1. Reading, Writing, Running.
My reading has picked up its pace since I last discussed my resolutions on this blog; my writing has been steady, though mostly fiction orientated, and my exercise regime has finally diversified to include body-weight training - routines that once reduced me to a huffing mess, I now breeze through effortlessly and it feels great! I have also recently booked myself onto a distance learning course with the UK Society for Editors and Proof-Readers - I'm looking forward to it immensely. I also have my first Judo session, in years, coming up at the end of this week.
2. Get Techie.
Hurrah for progress! I have finally started learning Python and it's fascinating. Coding engages a very different part of my brain to that which is engaged when reading and writing philosophy. Frankly I'm excited to learn something tech related but also hoping to gleam some of the mental benefits associated with programming. Granted the few hours I have put in so far were grinded out purely so I'd have something to write here, but the enjoyment I have received from it has been genuine.
I'll have to find some sort of project to focus on later in the year, at the moment I'm just trying to memorise the basics.
3. Get Foodie.
There has been too much progress made here to list comprehensively. Notable success' include home-made pizza made from scratch; vegetable pakora and a couple of other great finds discovered among my growing collection of cookery and cocktail books. I'm making food better, faster and with less stress than ever before. As a side note, I've discovered that food and drink books are remarkably reflective of their social origins.
Consider that "The Savoy Cocktail Book" written by Harry Craddock back in the 1930's is close to 300 pages long with almost every page containing 4 or 5 recipes, each of them calling for a variety of spirits and liquers. By contrast, "Good Things to Drink" written by Mr Lyan, and published last year, features recipes that tend to focus on one particular spirit and prefers the intelligent use of mixers and garnish to accompany drinks. In terms of "recipes per page", it has one recipe for every couple of pages with the majority of the book being photos of Mr Lyan and his friends drinking in rustic locations while looking infuriatingly hip.

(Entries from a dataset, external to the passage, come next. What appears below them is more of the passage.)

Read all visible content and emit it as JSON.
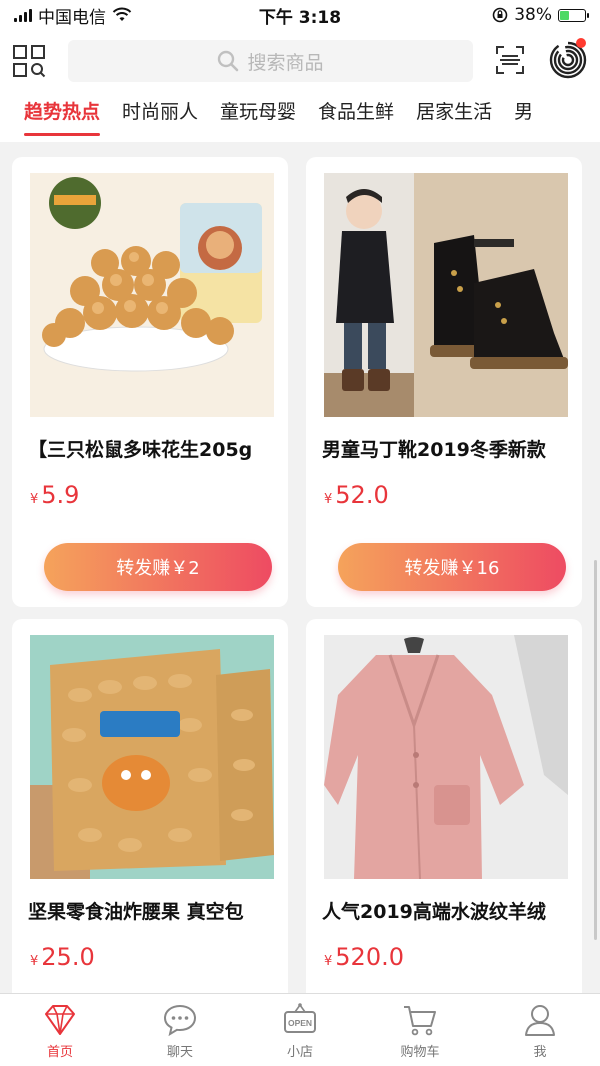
{
  "status": {
    "carrier": "中国电信",
    "time": "下午 3:18",
    "battery": "38%",
    "battery_level": 0.38
  },
  "header": {
    "search_placeholder": "搜索商品"
  },
  "tabs": [
    {
      "label": "趋势热点"
    },
    {
      "label": "时尚丽人"
    },
    {
      "label": "童玩母婴"
    },
    {
      "label": "食品生鲜"
    },
    {
      "label": "居家生活"
    },
    {
      "label": "男"
    }
  ],
  "products": [
    {
      "title": "【三只松鼠多味花生205g",
      "currency": "¥",
      "price": "5.9",
      "share": "转发赚￥2"
    },
    {
      "title": "男童马丁靴2019冬季新款",
      "currency": "¥",
      "price": "52.0",
      "share": "转发赚￥16"
    },
    {
      "title": "坚果零食油炸腰果 真空包",
      "currency": "¥",
      "price": "25.0"
    },
    {
      "title": "人气2019高端水波纹羊绒",
      "currency": "¥",
      "price": "520.0"
    }
  ],
  "tabbar": [
    {
      "label": "首页"
    },
    {
      "label": "聊天"
    },
    {
      "label": "小店",
      "icon_text": "OPEN"
    },
    {
      "label": "购物车"
    },
    {
      "label": "我"
    }
  ],
  "colors": {
    "accent": "#e8353b",
    "gradient_start": "#f5a35b",
    "gradient_end": "#ee4b62"
  }
}
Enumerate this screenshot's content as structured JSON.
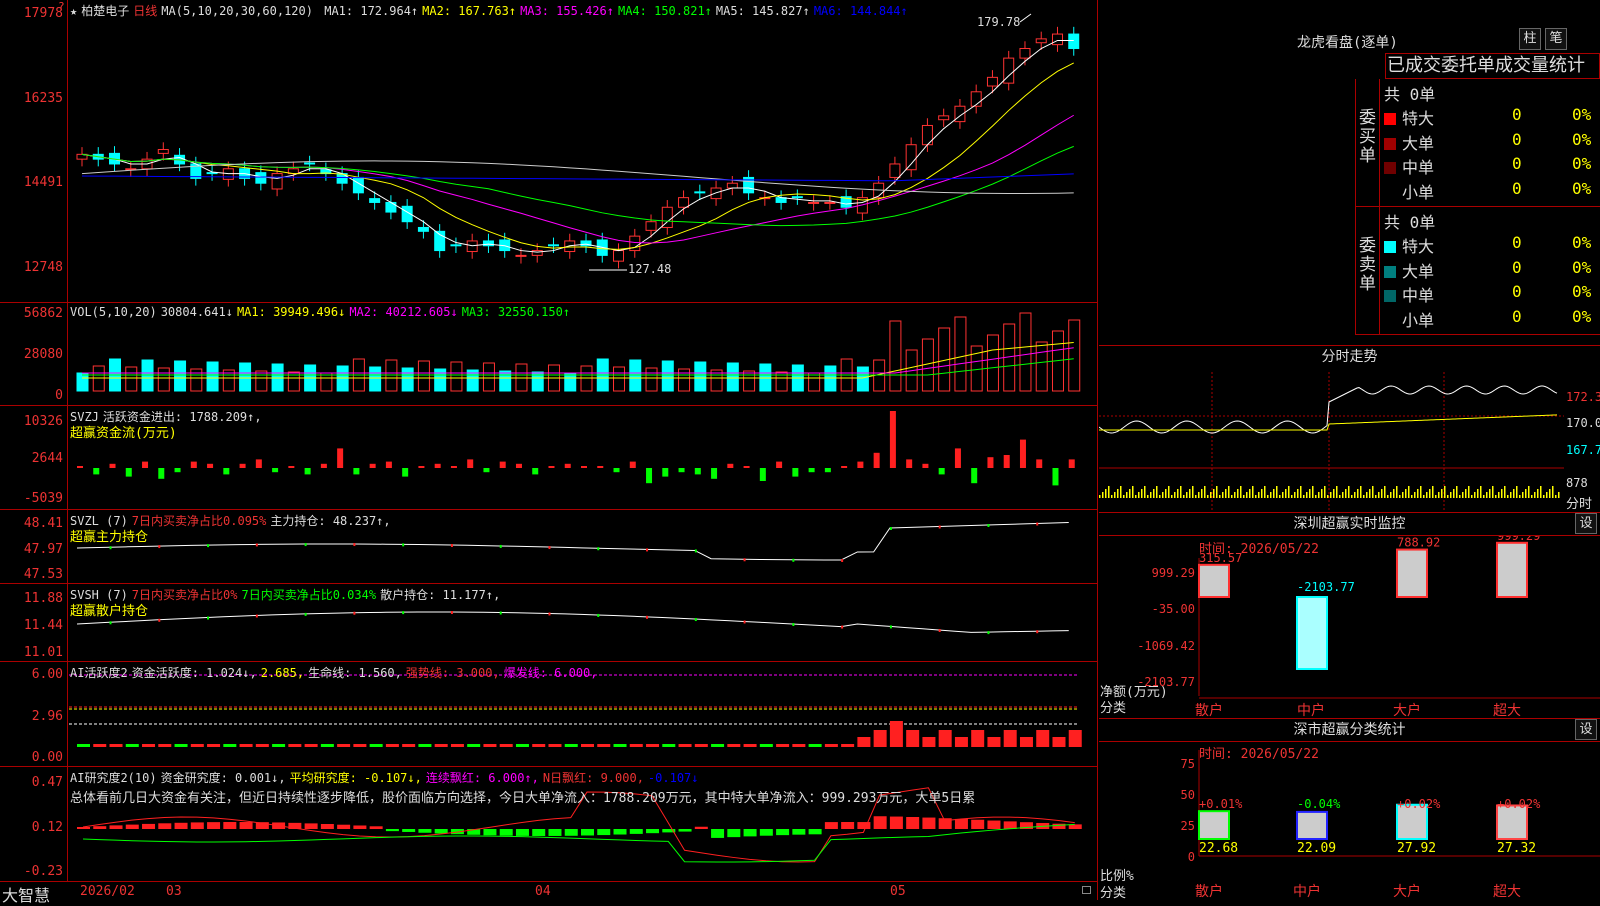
{
  "main": {
    "kline": {
      "stock_star": "★",
      "stock_name": "柏楚电子",
      "period": "日线",
      "ma_label": "MA(5,10,20,30,60,120)",
      "ma1": "MA1: 172.964↑",
      "ma2": "MA2: 167.763↑",
      "ma3": "MA3: 155.426↑",
      "ma4": "MA4: 150.821↑",
      "ma5": "MA5: 145.827↑",
      "ma6": "MA6: 144.844↑",
      "ticks": [
        "17978",
        "16235",
        "14491",
        "12748"
      ],
      "high_label": "179.78",
      "low_label": "127.48",
      "corner": "?"
    },
    "vol": {
      "label": "VOL(5,10,20)",
      "value": "30804.641↓",
      "ma1": "MA1: 39949.496↓",
      "ma2": "MA2: 40212.605↓",
      "ma3": "MA3: 32550.150↑",
      "ticks": [
        "56862",
        "28080",
        "0"
      ]
    },
    "svzj": {
      "label": "SVZJ",
      "text": "活跃资金进出: 1788.209↑,",
      "sub": "超赢资金流(万元)",
      "ticks": [
        "10326",
        "2644",
        "-5039"
      ]
    },
    "svzl": {
      "label": "SVZL (7)",
      "t1": "7日内买卖净占比0.095%",
      "t2": "主力持仓: 48.237↑,",
      "sub": "超赢主力持仓",
      "ticks": [
        "48.41",
        "47.97",
        "47.53"
      ]
    },
    "svsh": {
      "label": "SVSH (7)",
      "t1": "7日内买卖净占比0%",
      "t2": "7日内买卖净占比0.034%",
      "t3": "散户持仓: 11.177↑,",
      "sub": "超赢散户持仓",
      "ticks": [
        "11.88",
        "11.44",
        "11.01"
      ]
    },
    "ai1": {
      "label": "AI活跃度2",
      "t1": "资金活跃度: 1.024↓,",
      "t2": "2.685,",
      "t3": "生命线: 1.560,",
      "t4": "强势线: 3.000,",
      "t5": "爆发线: 6.000,",
      "ticks": [
        "6.00",
        "2.96",
        "0.00"
      ]
    },
    "ai2": {
      "label": "AI研究度2(10)",
      "t1": "资金研究度: 0.001↓,",
      "t2": "平均研究度: -0.107↓,",
      "t3": "连续飘红: 6.000↑,",
      "t4": "N日飘红: 9.000,",
      "t5": "-0.107↓",
      "summary": "总体看前几日大资金有关注，但近日持续性逐步降低，股价面临方向选择，今日大单净流入：1788.209万元，其中特大单净流入：999.293万元，大单5日累",
      "ticks": [
        "0.47",
        "0.12",
        "-0.23"
      ]
    },
    "bottom": {
      "brand": "大智慧",
      "months": [
        "2026/02",
        "03",
        "04",
        "05"
      ]
    }
  },
  "right": {
    "lhb": {
      "title": "龙虎看盘(逐单)",
      "btn1": "柱",
      "btn2": "笔",
      "tabs": "已成交委托单成交量统计"
    },
    "buy": {
      "side": "委买单",
      "total": "共 0单",
      "rows": [
        {
          "name": "特大",
          "n": "0",
          "pct": "0%",
          "color": "#ff0000"
        },
        {
          "name": "大单",
          "n": "0",
          "pct": "0%",
          "color": "#a00000"
        },
        {
          "name": "中单",
          "n": "0",
          "pct": "0%",
          "color": "#700000"
        },
        {
          "name": "小单",
          "n": "0",
          "pct": "0%",
          "color": "#000000"
        }
      ]
    },
    "sell": {
      "side": "委卖单",
      "total": "共 0单",
      "rows": [
        {
          "name": "特大",
          "n": "0",
          "pct": "0%",
          "color": "#00ffff"
        },
        {
          "name": "大单",
          "n": "0",
          "pct": "0%",
          "color": "#008080"
        },
        {
          "name": "中单",
          "n": "0",
          "pct": "0%",
          "color": "#006666"
        },
        {
          "name": "小单",
          "n": "0",
          "pct": "0%",
          "color": "#000000"
        }
      ]
    },
    "fenshi": {
      "title": "分时走势",
      "ticks": [
        "172.3",
        "170.0",
        "167.7",
        "878",
        "分时"
      ]
    },
    "szmon": {
      "title": "深圳超赢实时监控",
      "btn": "设",
      "time": "时间: 2026/05/22",
      "ticks": [
        "999.29",
        "-35.00",
        "-1069.42",
        "-2103.77"
      ],
      "unit": "净额(万元)",
      "cat_label": "分类",
      "cats": [
        "散户",
        "中户",
        "大户",
        "超大"
      ],
      "values": [
        315.57,
        -2103.77,
        788.92,
        999.29
      ],
      "labels": [
        "315.57",
        "-2103.77",
        "788.92",
        "999.29"
      ]
    },
    "szstat": {
      "title": "深市超赢分类统计",
      "btn": "设",
      "time": "时间: 2026/05/22",
      "ticks": [
        "75",
        "50",
        "25",
        "0"
      ],
      "unit": "比例%",
      "cat_label": "分类",
      "cats": [
        "散户",
        "中户",
        "大户",
        "超大"
      ],
      "pcts": [
        "+0.01%",
        "-0.04%",
        "+0.02%",
        "+0.02%"
      ],
      "values": [
        "22.68",
        "22.09",
        "27.92",
        "27.32"
      ],
      "heights": [
        22.68,
        22.09,
        27.92,
        27.32
      ]
    }
  }
}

This is the unfortunate consequence of modern advertising, and caused by the same forces that have perfume companies advertising with bizzare montages of models sliding out of Limos. While Craddock may bring content by the bucket-load, Mr Lyan would trounce him in terms of sales if they ever competed - the gloss sells.
Gripes aside, as much as I have enjoyed Mr Lyan's book, he has a bad habit of tacking "top up with champagne" onto the end of his recipes; the fact that he considers adding champagne to be an afterthought indicates that mixology has yet to escape its privileged roots.